However, the software can only get us halfway towards the purpose of a fully open, accessible web as one size fits all is not always true with the internet. To ensure disabled users enjoy a complete web surfing experience, website designers must place accessibility at the core of their design.
While there are many standards that web development teams can comply with to build their digital products as accessible as possible, obvious web accessibility issues continue, preventing a large extent of the world’s population from having even access to online information.
According to the World Health Organization, roughly 15pc of the world’s population are with some form of disability. Also, about 3pc of this group encounter significant difficulties in functioning.
Legislation such as the Disability Discrimination Act to the Disability Equality Duty, there is plenty of guidance available which speaks about the precise recommendations in the form of the Web Content Accessibility Guidelines (WCAG) 2.0. There is even an enforcing body, the Equality and Human Rights Commission, which looks after the keystrokes.
Web Accessibility is vital
The UK Office of National Statistics estimated in 2011 about 4.25 million disabled people in the nation have never used the internet, which is more than one-third of all of the disabled adults in the country. As obvious as it sounds, disabled people don’t find it easy to access information over the internet or navigate through e-commerce sites.
Web developers today see the web accessibility standards as a compliance exercise, but what actually should matter is the ‘true usability’. To be more precise, ‘true-usability’ denotes equal access to all transactions, content, and merchandise on a website, notwithstanding one’s disability or challenges.
Two Principal Approaches Have Been Adopted to Try to Change the Situation.
The first is to raise awareness amongst web developers by improving the understanding and skill set of web teams. Guidelines such as WCAG 2.0 and organizations such as OneVoice for Accessible ICT Coalition are making enormous strides in this area.
So with that in place, there are several ways to assure that you are doing your best to create an accessible website. Here are a few simple, practical tips for implementing when creating a disability-friendly site.
- Using of Alt Tags – The little words which pop-up are called alt-tags when you hover your mouse over an image on a website. For someone who has a visual impairment and uses a screen reader (which is a commonly used software program that reads text on a website out loud), the alt tags are read loudly and are the only way a user identifies what the image is.
Designers should consider the alt tags seriously and use them as a chance to depict the image literally. For instance, if it’s a picture of a person, write his or her name. If it is of an object, use a couple of words to describe the same (such as “pile of bricks” or “bookshelf”).
- Subtitles and Transcripts – If you make web content that regularly includes videos, try to give subtitles — mainly if you’re producing the bulk of your video content. Popular video hosting sites such as YouTube have their own set of tools that enable users to add subtitles to their clips.

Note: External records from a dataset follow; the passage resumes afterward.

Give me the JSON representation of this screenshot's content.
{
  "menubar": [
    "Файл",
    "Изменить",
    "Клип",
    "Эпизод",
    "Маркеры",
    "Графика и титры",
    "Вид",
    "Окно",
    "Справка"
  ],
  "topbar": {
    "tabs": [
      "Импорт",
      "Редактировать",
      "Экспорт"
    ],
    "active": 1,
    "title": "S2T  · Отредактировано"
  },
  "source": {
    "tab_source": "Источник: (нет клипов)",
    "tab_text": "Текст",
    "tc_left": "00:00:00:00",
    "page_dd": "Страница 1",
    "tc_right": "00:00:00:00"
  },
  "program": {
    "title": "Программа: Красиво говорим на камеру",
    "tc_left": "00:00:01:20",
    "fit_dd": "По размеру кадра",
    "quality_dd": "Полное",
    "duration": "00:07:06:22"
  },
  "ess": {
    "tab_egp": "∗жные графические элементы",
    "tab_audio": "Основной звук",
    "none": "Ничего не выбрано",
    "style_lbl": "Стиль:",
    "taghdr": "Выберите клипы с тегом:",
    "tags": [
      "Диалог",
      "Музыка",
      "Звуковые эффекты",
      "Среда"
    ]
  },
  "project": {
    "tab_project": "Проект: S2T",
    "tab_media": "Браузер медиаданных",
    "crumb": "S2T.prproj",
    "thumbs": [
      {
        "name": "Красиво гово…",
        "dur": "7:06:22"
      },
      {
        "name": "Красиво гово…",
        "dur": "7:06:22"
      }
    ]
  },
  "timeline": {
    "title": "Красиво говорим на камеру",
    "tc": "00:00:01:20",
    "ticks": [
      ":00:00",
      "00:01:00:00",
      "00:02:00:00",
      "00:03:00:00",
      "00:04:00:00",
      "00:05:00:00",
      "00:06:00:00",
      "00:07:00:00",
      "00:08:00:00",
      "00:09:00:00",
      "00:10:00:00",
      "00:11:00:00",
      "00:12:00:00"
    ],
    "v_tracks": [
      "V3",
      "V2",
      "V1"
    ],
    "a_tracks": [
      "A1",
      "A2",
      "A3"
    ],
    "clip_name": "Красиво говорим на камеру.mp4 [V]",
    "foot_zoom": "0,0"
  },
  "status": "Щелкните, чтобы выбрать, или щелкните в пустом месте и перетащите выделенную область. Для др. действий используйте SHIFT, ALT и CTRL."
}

Making a transcription of the online video is an incredibly helpful resource for users who are otherwise abled.
- Utilize Color Control – Practising smart colour contrasts, and choices is one of the most useful ways for a website with any form of audience. Designers should shun pairing garish colours in the site and be cautious of using blue, yellow, and green next to one another (this is particularly difficult for colourblind people). Black text over a white background is the usual ideal practice because it’s readable for most audiences.

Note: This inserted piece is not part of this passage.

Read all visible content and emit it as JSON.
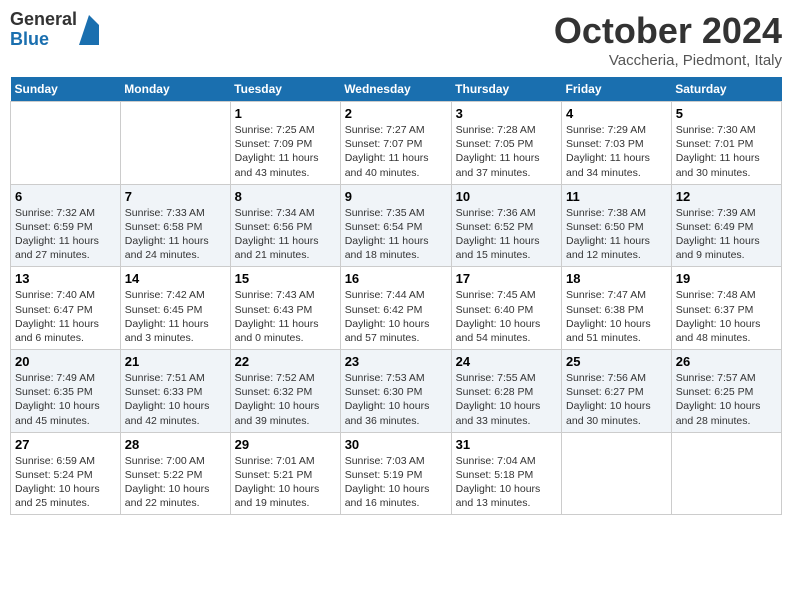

- Put Periods in Abbreviations – If you’re abridging something in HTML, make sure to put periods in between each letter. For instance, if you’re referencing the Central Intelligence Agency, it is essential to write it as C.I.A. rather than CIA. A screen reader will fail to recognize the abbreviation without periods and in place, will read it out phonetically as a word (C-I-A will be read as “CIA”).
- Get Clickable – For users who are challenged with mobility problems, it can be challenging to click on small items within a short clickable range. It’s like trying to nail a bull’s eye every single time they play a game of darts. Give the clickable item a more extensive range so the user can click on it within the item’s general area.

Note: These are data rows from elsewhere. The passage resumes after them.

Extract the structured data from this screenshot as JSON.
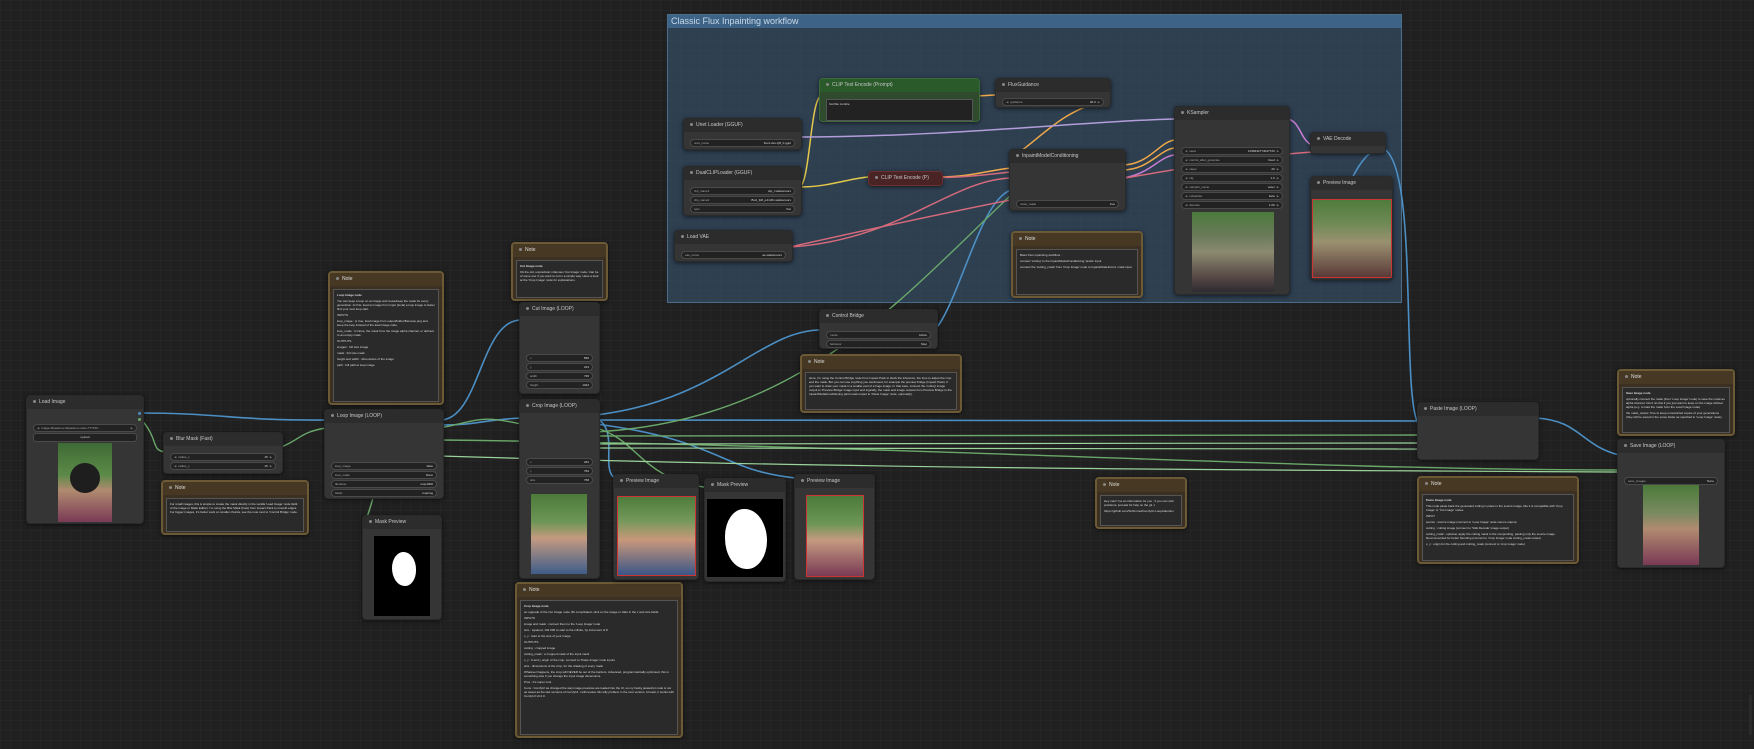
{
  "groups": {
    "inpainting": {
      "title": "Classic Flux Inpainting workflow"
    }
  },
  "nodes": {
    "load_image": {
      "title": "Load Image",
      "image_label": "image",
      "image_value": "dilyasimov-dilyasimov-rawn-777150...",
      "upload": "upload"
    },
    "blur_mask": {
      "title": "Blur Mask (Fast)",
      "radius_x_label": "radius_x",
      "radius_x": "15",
      "radius_y_label": "radius_y",
      "radius_y": "15"
    },
    "loop_image": {
      "title": "Loop Image (LOOP)",
      "w1_label": "loop_image",
      "w1_val": "false",
      "w2_label": "loop_mode",
      "w2_val": "None",
      "w3_label": "filename",
      "w3_val": "loop1000",
      "w4_label": "folder",
      "w4_val": "loopimg"
    },
    "mask_preview_left": {
      "title": "Mask Preview"
    },
    "cut_image": {
      "title": "Cut Image (LOOP)",
      "w1_label": "x",
      "w1_val": "896",
      "w2_label": "y",
      "w2_val": "224",
      "w3_label": "width",
      "w3_val": "736",
      "w4_label": "height",
      "w4_val": "1024"
    },
    "crop_image": {
      "title": "Crop Image (LOOP)",
      "w1_label": "x",
      "w1_val": "262",
      "w2_label": "y",
      "w2_val": "784",
      "w3_label": "size",
      "w3_val": "768"
    },
    "preview_image_1": {
      "title": "Preview Image"
    },
    "mask_preview_2": {
      "title": "Mask Preview"
    },
    "preview_image_2": {
      "title": "Preview Image"
    },
    "control_bridge": {
      "title": "Control Bridge",
      "w1_label": "mode",
      "w1_val": "Active",
      "w2_label": "behavior",
      "w2_val": "Stop"
    },
    "unet_loader": {
      "title": "Unet Loader (GGUF)",
      "w1_label": "unet_name",
      "w1_val": "flux1-dev-Q8_0.gguf"
    },
    "dualclip_loader": {
      "title": "DualCLIPLoader (GGUF)",
      "w1_label": "clip_name1",
      "w1_val": "clip_l.safetensors",
      "w2_label": "clip_name2",
      "w2_val": "t5xxl_fp8_e4m3fn.safetensors",
      "w3_label": "type",
      "w3_val": "flux"
    },
    "load_vae": {
      "title": "Load VAE",
      "w1_label": "vae_name",
      "w1_val": "ae.safetensors"
    },
    "clip_text_encode_pos": {
      "title": "CLIP Text Encode (Prompt)",
      "prompt": "horrible zombie"
    },
    "clip_text_encode_neg": {
      "title": "CLIP Text Encode (P)"
    },
    "flux_guidance": {
      "title": "FluxGuidance",
      "w1_label": "guidance",
      "w1_val": "30.0"
    },
    "inpaint_model_cond": {
      "title": "InpaintModelConditioning",
      "w1_label": "noise_mask",
      "w1_val": "true"
    },
    "ksampler": {
      "title": "KSampler",
      "w1_label": "seed",
      "w1_val": "1038332774047720",
      "w2_label": "control_after_generate",
      "w2_val": "fixed",
      "w3_label": "steps",
      "w3_val": "20",
      "w4_label": "cfg",
      "w4_val": "1.0",
      "w5_label": "sampler_name",
      "w5_val": "euler",
      "w6_label": "scheduler",
      "w6_val": "beta",
      "w7_label": "denoise",
      "w7_val": "1.00"
    },
    "vae_decode": {
      "title": "VAE Decode"
    },
    "preview_image_3": {
      "title": "Preview Image"
    },
    "paste_image": {
      "title": "Paste Image (LOOP)"
    },
    "save_image": {
      "title": "Save Image (LOOP)",
      "w1_label": "save_images",
      "w1_val": "None"
    }
  },
  "notes": {
    "loop_note": {
      "title": "Note",
      "heading": "Loop Image node",
      "body": "You can keep a loop on an image and reuse/keep the mask for every generation. At first, load an image from Input (local) a loop image to faster find your next loop start.",
      "inputs_title": "INPUTS",
      "outputs_title": "OUTPUTS",
      "items": [
        "loop_image : is true, load image from output/folder/filename.png and keep the loop instead of the load image node.",
        "loop_mode : is None, the mask from the image alpha channel, or defined to an empty mask.",
        "images : full size image",
        "mask : full size mask",
        "height and width : dimensions of the image",
        "path : full path to loop image"
      ]
    },
    "cut_note": {
      "title": "Note",
      "heading": "Cut Image node",
      "body": "Ok the old, unpractical, infamous 'Cut Image' node. Can be of some use if you want to cut in a simple way. Have a look at the 'Crop Image' node for explanations."
    },
    "crop_note": {
      "title": "Note",
      "heading": "Crop Image node",
      "body": "an upgrade of the Cut Image node. Bit complicated, click on the image or slide in the x and size fields.",
      "inputs_title": "INPUTS",
      "outputs_title": "OUTPUTS",
      "items": [
        "image and mask : connect them to the 'Loop Image' node",
        "size : squared, 102 000 to start to the infinite, by increment of 8",
        "x, y : start to the size of your image",
        "cutting : cropped image",
        "cutting_mask : a cropped mask of the input mask",
        "x, y : 0 and y origin of the crop, connect to 'Paste Image' node inputs",
        "size : dimensions of the crop, for the drawing of every mask"
      ],
      "extra": "Whatever happens, the crop will NEVER be out of the borders. Advanced, programmatically optimised, this is something else if you change the input image dimensions.",
      "pros": "Pros : It's super cool.",
      "cons": "Cons : ComfyUI as changed the way image previews are loaded into the UI, so my hacky javascript code is not as sweet as the last versions of ComfyUI. I will resolve this silly problem in the next version. At least, it works with ComfyUI v0.2.0."
    },
    "control_note": {
      "title": "Note",
      "body": "Here, I'm using the Control Bridge node from Impact Pack to block the inference, the time to adjust the crop and the mask. But you can use anything you want/need, for example the preview bridge (Impact Pack). If you want to draw your mask in a smaller part of a huge image. In that case, connect the 'cutting' image output to 'Preview Bridge' image input and logically, the mask and image outputs from Preview Bridge to the InpaintModelConditioning (and mask output to 'Paste Image' node, optionally)."
    },
    "blur_note": {
      "title": "Note",
      "body": "For small images, this is simple to create the mask directly in the vanilla 'Load Image' node (Edit of the image or Mask Editor). I'm using the Blur Mask (Fast) from Impact Pack to smooth edges. For bigger images, it's better work on smaller chunks, see the note next to 'Control Bridge' node."
    },
    "inpaint_note": {
      "title": "Note",
      "body": "Basic Flux inpainting workflow :",
      "items": [
        "connect 'cutting' to the InpaintModelConditioning 'pixels' input",
        "connect the 'cutting_mask' from 'Crop Image' node to InpaintModelCond. mask input"
      ]
    },
    "info_note": {
      "title": "Note",
      "body": "Hey man! I've an information for you : if you can visit problems, just ask for help on the git :)",
      "link": "https://github.com/Schimmel/ComfyUI-LoopAttention"
    },
    "paste_note": {
      "title": "Note",
      "heading": "Paste Image node",
      "body": "This node paste back the generated cutting in place in the source image, like it is compatible with 'Crop Image' or 'Cut Image' nodes.",
      "inputs_title": "INPUT",
      "items": [
        "source : source image (connect to 'Loop Image' node source output)",
        "cutting : cutting image (connect to 'VAE Decode' image output)",
        "cutting_mask : optional, apply the cutting mask in the compositing, pasting only the source image. Recommended for better blending (connect to 'Crop Image' node cutting_mask output)",
        "x, y : origin for the cutting and cutting_mask (connect to 'crop image' node)"
      ]
    },
    "save_note": {
      "title": "Note",
      "heading": "Save Image node",
      "items": [
        "optionally connect the mask (from 'Loop Image' node) to save the mask as alpha channel. Don't do this if you just want to keep on the image without alpha (e.g. to load the mask from the Load Image node).",
        "the mask_output: True to keep unrestricted copies of your generations (they will be saved in the same folder as specified in 'Loop Image' node)."
      ]
    }
  }
}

There are loads of available guides for how to create this in code, such as the one from how-to from Webcredible. Keyboard navigation is the least understood accessibility issue but should be the most common one to mitigate.
- Testing an Accessible website – The best way to test your structure and content of the website is to have a screen reader read the pages out like ChromeVox and Fire Vox. For testing the code, the use of a toolbar, including the Accessibility Evaluation Toolbar for Firefox and the Web Accessibility Toolbar for the Opera browser, can be helpful. Desktop tools are less common, but one of the most original Windows applications is EveryEye, a simple program that shows how the website would appear to someone with vision impairment.
Accessibility is a crucial aspect of good web design, and fortunately, the current web design trends encourage responsive layouts and large fonts which can adapt themselves to all different kinds of output devices (such as laptops, tablet computers, smartphones and even TVs).
If you are looking for expert advice, do not hesitate to contact us for a free evaluation of your website and take the call further.